    • ET
      Eduard T.
      14 September 2019 @ 01:33
      Agree..."The Last Days of Whitney Tilson's Kase Capital" ('s-kase-capital) To quote..."After 18 years in the hedge fund business, his firm — Kase Capital Management — was losing money, and Tilson found himself dipping into his savings to keep it afloat.... Since 2010, Tilson says, he trailed the Standard & Poor's 500 stock index, and in 2017 he had lost almost 9 percent on the year by the time he shut down his fund."
    • ET
      Eduard T.
      14 September 2019 @ 01:36
      He is no Jim Simmons, DE Shaw, Ken Griffen or David Siegel of Two Sigma. Once his traditional "Dodd & Graham" valuation techniques became ineffective post 2008, he could not adapt.
  • DR
    David R.
    14 September 2019 @ 01:33
    This was amazing! Thank you!
  • DP
    Daniel P.
    14 September 2019 @ 01:33
    Great interview but can't take the stock-picking of Amazon seriously without a better macro analysis than 'we might have a recession'. We're highly likely at the turn of a business cycle here where even a great company like Amazon will get hammered.
  • PP
    Peter P.
    13 September 2019 @ 20:12
    I am debating whether to spend an hour watching this? His track record is not good.
  • RM
    Robert M.
    13 September 2019 @ 19:07
    Can anyone rate his newsletter? Has a 30 day trial but pricing on high end unless you are an institution.
  • SG
    Sven G.
    13 September 2019 @ 17:39

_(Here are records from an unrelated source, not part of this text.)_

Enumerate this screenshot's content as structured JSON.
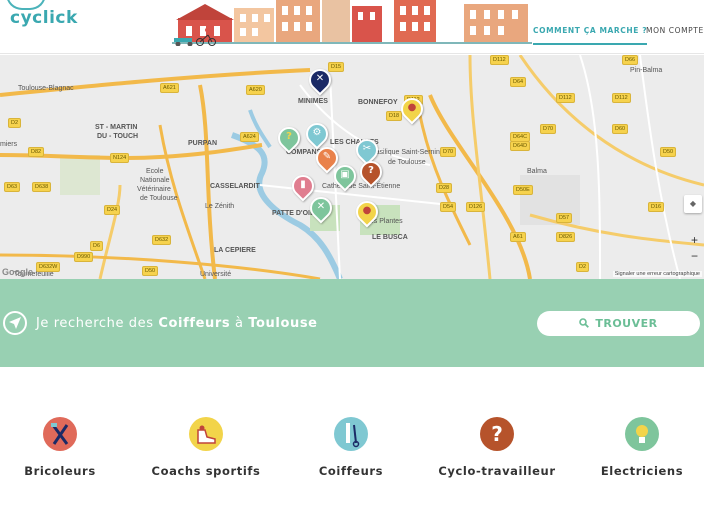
{
  "header": {
    "logo": "cyclick",
    "nav": {
      "how_it_works": "COMMENT ÇA MARCHE ?",
      "account": "MON COMPTE"
    }
  },
  "map": {
    "labels": {
      "toulouse_blagnac": "Toulouse-Blagnac",
      "minimes": "MINIMES",
      "bonnefoy": "BONNEFOY",
      "st_martin": "ST - MARTIN",
      "du_touch": "DU - TOUCH",
      "purpan": "PURPAN",
      "ecole": "Ecole",
      "nationale": "Nationale",
      "veterinaire": "Vétérinaire",
      "de_toulouse": "de Toulouse",
      "casselardit": "CASSELARDIT",
      "zenith": "Le Zénith",
      "la_cepiere": "LA CEPIERE",
      "universite": "Université",
      "patte_doie": "PATTE D'OIE",
      "saint_sernin": "Basilique Saint-Sernin",
      "de_toulouse_2": "de Toulouse",
      "cathedrale": "Cathédrale Saint-Étienne",
      "le_busca": "LE BUSCA",
      "des_plantes": "des Plantes",
      "balma": "Balma",
      "pin_balma": "Pin-Balma",
      "miers": "miers",
      "tournefeuille": "Tournefeuille",
      "les_chalets": "LES CHALETS",
      "compans": "COMPANS",
      "google": "Google",
      "report": "Signaler une erreur cartographique"
    },
    "roads": [
      "D1",
      "D15",
      "D112",
      "D64",
      "D66",
      "A621",
      "A620",
      "D2",
      "A624",
      "N124",
      "D82",
      "D63",
      "D638",
      "D24",
      "D632",
      "D6",
      "D632",
      "D990",
      "D632W",
      "D50",
      "A620",
      "D18",
      "D112",
      "D70",
      "D64C",
      "D64D",
      "D70",
      "D60",
      "D50",
      "D50E",
      "D57",
      "D126",
      "D826",
      "A61",
      "D2",
      "D16",
      "D28",
      "D54",
      "D70",
      "D112"
    ],
    "zoom_in": "+",
    "zoom_out": "−"
  },
  "search": {
    "prefix": "Je recherche des",
    "category": "Coiffeurs",
    "preposition": "à",
    "city": "Toulouse",
    "button": "TROUVER"
  },
  "categories": [
    {
      "label": "Bricoleurs",
      "color": "#e06a5a"
    },
    {
      "label": "Coachs sportifs",
      "color": "#f2d44a"
    },
    {
      "label": "Coiffeurs",
      "color": "#7fc8d2"
    },
    {
      "label": "Cyclo-travailleur",
      "color": "#b6532b"
    },
    {
      "label": "Electriciens",
      "color": "#7ec59c"
    }
  ],
  "colors": {
    "accent": "#3aa8b0",
    "band": "#98d0b2",
    "button_text": "#6bbe96"
  }
}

    Whitney was great, very open and honest. Didn't try to blame anyone for his underperformance. Refreshing to see that from money manager.
  • RE
    Ryan E.
    13 September 2019 @ 13:54
    Will Value ever work again? I'd love to see heated debate between Mike Green and Whitney (or another value guy).
    • MR
      Mitchell R.
      13 September 2019 @ 17:13
      Value is dead until prices correct and millennials get better income/debt ratios
  • SB
    Stephen B.
    13 September 2019 @ 15:31
  • Mv
    Matthias v.
    13 September 2019 @ 13:31
    Thanks RV, Ed and Whitney! Last year I had the privilege to sit in on Whitney’s Kase learning classes. Really appreciate the down to earth way he shares the incredible knowledge, learnings and network he’s built up over the years. Everyone can just subscribe to his (free) newsletters at Empire Financial Daily if you want to read/know more.
  • PG
    P G.
    13 September 2019 @ 11:30
    The story and transparency makes me believe in him! Loved the interview